    I think your point is confused by talking about slow growth rates possibly leading to advanced aliens. It seems possible that eventually some combination of resource limits, dysgenics, and coordination failure turns the rates negative.

    Basically you are saying that inequality does not hurt growth. I am not sure about this but isn’t info from past centuries sketchy? Why not use cleaner modern data like the recent IMF report?

    • Of your three concerns “resource limits, dysgenics, and coordination failure”, only resource limits is plausibly something that would be worse later than earlier.

  • Daniel Carrier

    If a civilization stays foragers, their growth-rates will stall. You need to continuously improve your infrastructure in order to grow, and there’s only so much foragers can support. That being said, I find it difficult to believe they’d never manage to create a culture that can stop falling back to being forgers or farmers or whatever. There’s plenty of time for new cultures to form.

    • I talked about forager-like growth rates, not about staying foragers.

      • Daniel Carrier

        You were responding to the idea of them staying in feudal societies. If they did, they wouldn’t be able to sustain forager-like growth rates.

  • Cambias

    The trouble with all the “solutions” to the Fermi Paradox is that each of them might well apply to one, or even many, possible alien civilizations — but in order to actually explain the silence we observe, they must apply to ALL civilizations at all points in their history as technological societies. And that’s a lot harder to believe.
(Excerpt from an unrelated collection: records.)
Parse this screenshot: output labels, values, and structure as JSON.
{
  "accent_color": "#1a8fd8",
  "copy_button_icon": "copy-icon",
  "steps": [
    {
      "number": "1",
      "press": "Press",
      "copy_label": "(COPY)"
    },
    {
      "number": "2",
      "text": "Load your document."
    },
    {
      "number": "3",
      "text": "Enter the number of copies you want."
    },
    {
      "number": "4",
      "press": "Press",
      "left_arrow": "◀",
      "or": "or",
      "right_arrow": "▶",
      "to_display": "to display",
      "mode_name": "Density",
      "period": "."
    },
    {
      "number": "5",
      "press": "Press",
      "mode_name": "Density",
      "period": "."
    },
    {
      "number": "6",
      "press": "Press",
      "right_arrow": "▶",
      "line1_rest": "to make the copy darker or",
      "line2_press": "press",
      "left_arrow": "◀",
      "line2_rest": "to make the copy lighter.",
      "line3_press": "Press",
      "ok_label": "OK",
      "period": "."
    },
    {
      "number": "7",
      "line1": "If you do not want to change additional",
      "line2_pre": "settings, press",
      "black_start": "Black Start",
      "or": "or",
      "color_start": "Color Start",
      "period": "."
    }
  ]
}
    As to Brin’s notion that societies “get stuck” at a feudal level, there’s little evidence in human history to support it. Heck, feudalism was not a long-lived system; it was chiefly a kludge to cope with the disintegration of the Roman economy and defense infrastructure. Once that recovery was complete, feudalism began to change into something else. The invention of gunpowder only accelerated a process already under way.

    • IMASBA
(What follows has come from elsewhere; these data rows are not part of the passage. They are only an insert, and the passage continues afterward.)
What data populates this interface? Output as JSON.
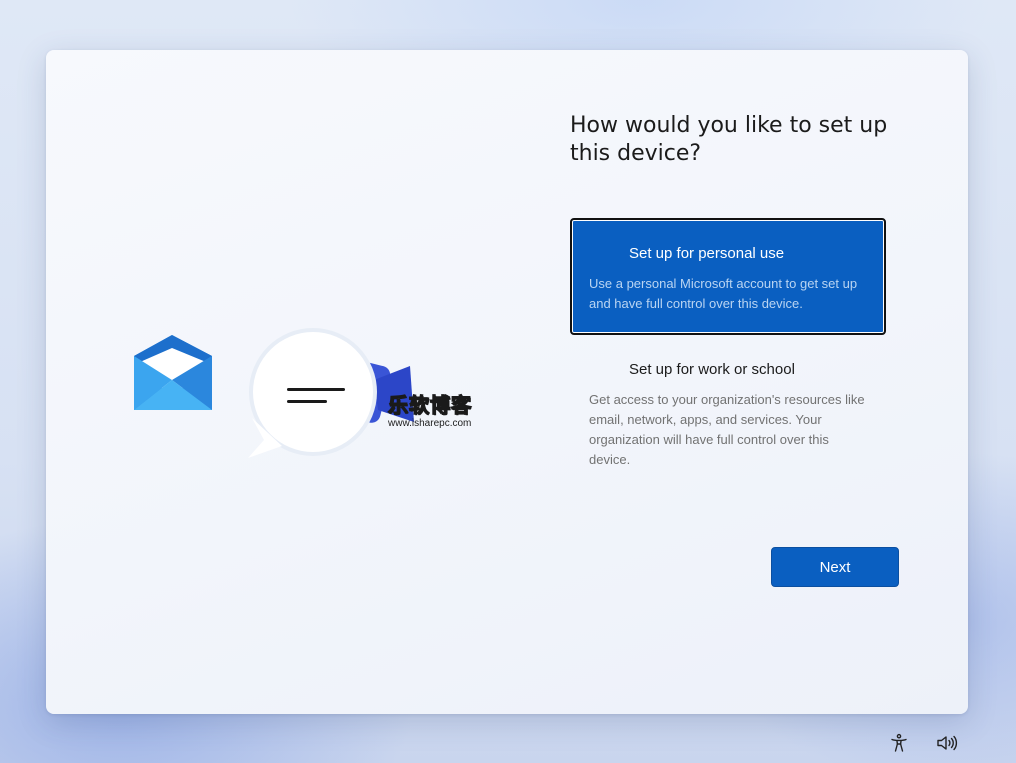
{
  "setup": {
    "title": "How would you like to set up this device?",
    "options": [
      {
        "title": "Set up for personal use",
        "description": "Use a personal Microsoft account to get set up and have full control over this device.",
        "selected": true
      },
      {
        "title": "Set up for work or school",
        "description": "Get access to your organization's resources like email, network, apps, and services. Your organization will have full control over this device.",
        "selected": false
      }
    ],
    "next_label": "Next"
  },
  "watermark": {
    "title": "乐软博客",
    "url": "www.isharepc.com"
  },
  "illustration": {
    "icons": [
      "mail-icon",
      "chat-bubble-icon",
      "video-icon"
    ]
  },
  "taskbar": {
    "icons": [
      "accessibility-icon",
      "volume-icon"
    ]
  },
  "colors": {
    "accent": "#0a5fc1",
    "selected_border": "#111111"
  }
}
      The “any exisitng alien civilizations are too far away” explanation can easily apply to all of them. The “active prime directive” explanation doesn’t have to apply to all of them, just one of the strong ones.

      “Heck, feudalism was not a long-lived system; it was chiefly a kludge to cope with the disintegration of the Roman economy and defense infrastructure.”
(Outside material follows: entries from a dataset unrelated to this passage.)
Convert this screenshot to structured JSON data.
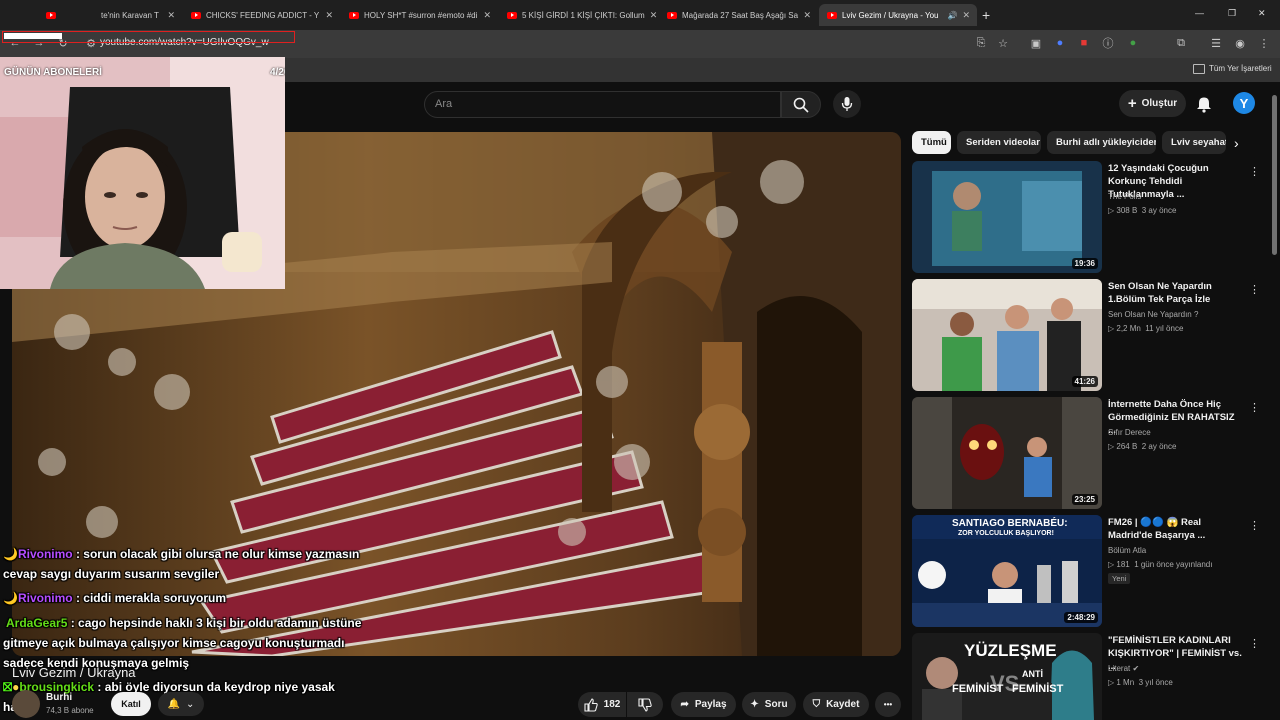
{
  "tabs": [
    {
      "label": "te'nin Karavan T",
      "active": false
    },
    {
      "label": "CHICKS' FEEDING ADDICT - Y",
      "active": false
    },
    {
      "label": "HOLY SH*T #surron #emoto #di",
      "active": false
    },
    {
      "label": "5 KİŞİ GİRDİ 1 KİŞİ ÇIKTI: Gollum",
      "active": false
    },
    {
      "label": "Mağarada 27 Saat Baş Aşağı Sa",
      "active": false
    },
    {
      "label": "Lviv Gezim / Ukrayna - You",
      "active": true
    }
  ],
  "new_tab": "+",
  "window_controls": [
    "—",
    "❐",
    "✕"
  ],
  "url": "youtube.com/watch?v=UGIlvOQGv_w",
  "bookmarks": {
    "all_bookmarks": "Tüm Yer İşaretleri"
  },
  "overlay": {
    "subscriber_title": "GÜNÜN ABONELERİ",
    "subscriber_count": "4/20"
  },
  "youtube": {
    "search_placeholder": "Ara",
    "create_label": "Oluştur",
    "avatar_letter": "Y"
  },
  "chat": [
    {
      "user": "Rivonimo",
      "text": " : sorun olacak gibi olursa ne olur kimse yazmasın",
      "badge": "moon"
    },
    {
      "user": "",
      "text": "cevap saygı duyarım susarım sevgiler",
      "badge": ""
    },
    {
      "user": "Rivonimo",
      "text": " : ciddi merakla soruyorum",
      "badge": "moon"
    },
    {
      "user": "ArdaGear5",
      "text": " : cago hepsinde haklı 3 kişi bir oldu adamın üstüne",
      "badge": ""
    },
    {
      "user": "",
      "text": "gitmeye açık bulmaya çalışıyor kimse cagoyu konuşturmadı",
      "badge": ""
    },
    {
      "user": "",
      "text": "sadece kendi konuşmaya gelmiş",
      "badge": ""
    },
    {
      "user": "brousingkick",
      "text": " : abi öyle diyorsun da keydrop niye yasak",
      "badge": "kick"
    },
    {
      "user": "",
      "text": "hala",
      "badge": ""
    }
  ],
  "video": {
    "title": "Lviv Gezim / Ukrayna",
    "channel": "Burhi",
    "subscribers": "74,3 B abone",
    "join_label": "Katıl",
    "likes": "182",
    "share_label": "Paylaş",
    "ask_label": "Soru",
    "save_label": "Kaydet",
    "more": "•••"
  },
  "chips": [
    "Tümü",
    "Seriden videolar",
    "Burhi adlı yükleyiciden",
    "Lviv seyahati"
  ],
  "recommendations": [
    {
      "title": "12 Yaşındaki Çocuğun Korkunç Tehdidi Tutuklanmayla ...",
      "channel": "The Polis",
      "views": "308 B",
      "age": "3 ay önce",
      "duration": "19:36",
      "badge": ""
    },
    {
      "title": "Sen Olsan Ne Yapardın  1.Bölüm Tek Parça İzle",
      "channel": "Sen Olsan Ne Yapardın ?",
      "views": "2,2 Mn",
      "age": "11 yıl önce",
      "duration": "41:26",
      "badge": ""
    },
    {
      "title": "İnternette Daha Önce Hiç Görmediğiniz EN RAHATSIZ ...",
      "channel": "Sıfır Derece",
      "views": "264 B",
      "age": "2 ay önce",
      "duration": "23:25",
      "badge": ""
    },
    {
      "title": "FM26 | 🔵🔵 😱 Real Madrid'de Başarıya ...",
      "channel": "Bölüm Atla",
      "views": "181",
      "age": "1 gün önce yayınlandı",
      "duration": "2:48:29",
      "badge": "Yeni"
    },
    {
      "title": "\"FEMİNİSTLER KADINLARI KIŞKIRTIYOR\" | FEMİNİST vs. ...",
      "channel": "Literat",
      "views": "1 Mn",
      "age": "3 yıl önce",
      "duration": "",
      "badge": ""
    }
  ],
  "thumb_text": {
    "santiago": "SANTIAGO BERNABÉU:",
    "santiago_sub": "ZOR YOLCULUK BAŞLIYOR!",
    "yuzlesme": "YÜZLEŞME",
    "vs": "VS",
    "anti": "ANTİ",
    "feminist_left": "FEMİNİST",
    "feminist_right": "FEMİNİST"
  }
}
      Brin used the word feudal in quotation marks, you’re taking it too literal (and proper feudalism also existed in China, India and Japan, among others, not just Europe).

  • We need to note that the ability to detect our civilization at a distance has only been possible for less than half a century and the radiated RF power is going down as communications are shifting to lower power transmitters closer to the source. A million cell phone signals starts to look a lot like natural noise at a 100 light years.

    That may mean that a more advanced civilization, still limited by general relativity and thermodynamics, may evolve into not wasting any significant amount radiation at any frequencies to space and be less detectable that we are with our old TV transmissions.

    Even a civilization radiated to many star systems may communicate via very narrow beams at very high frequencies where all the energy just goes from one to another planet with none wasted in open space, again being undetectable.

    Other scenarios require faster than light travel, handling energy densities way beyond material limits and/or lifeforms not limited by ordinary chemistry, all of which violate our existing understanding of the laws of physics and chemistry. Life is a very low entropy state and not real compatible with high energy densities postulated by super advanced civilizations.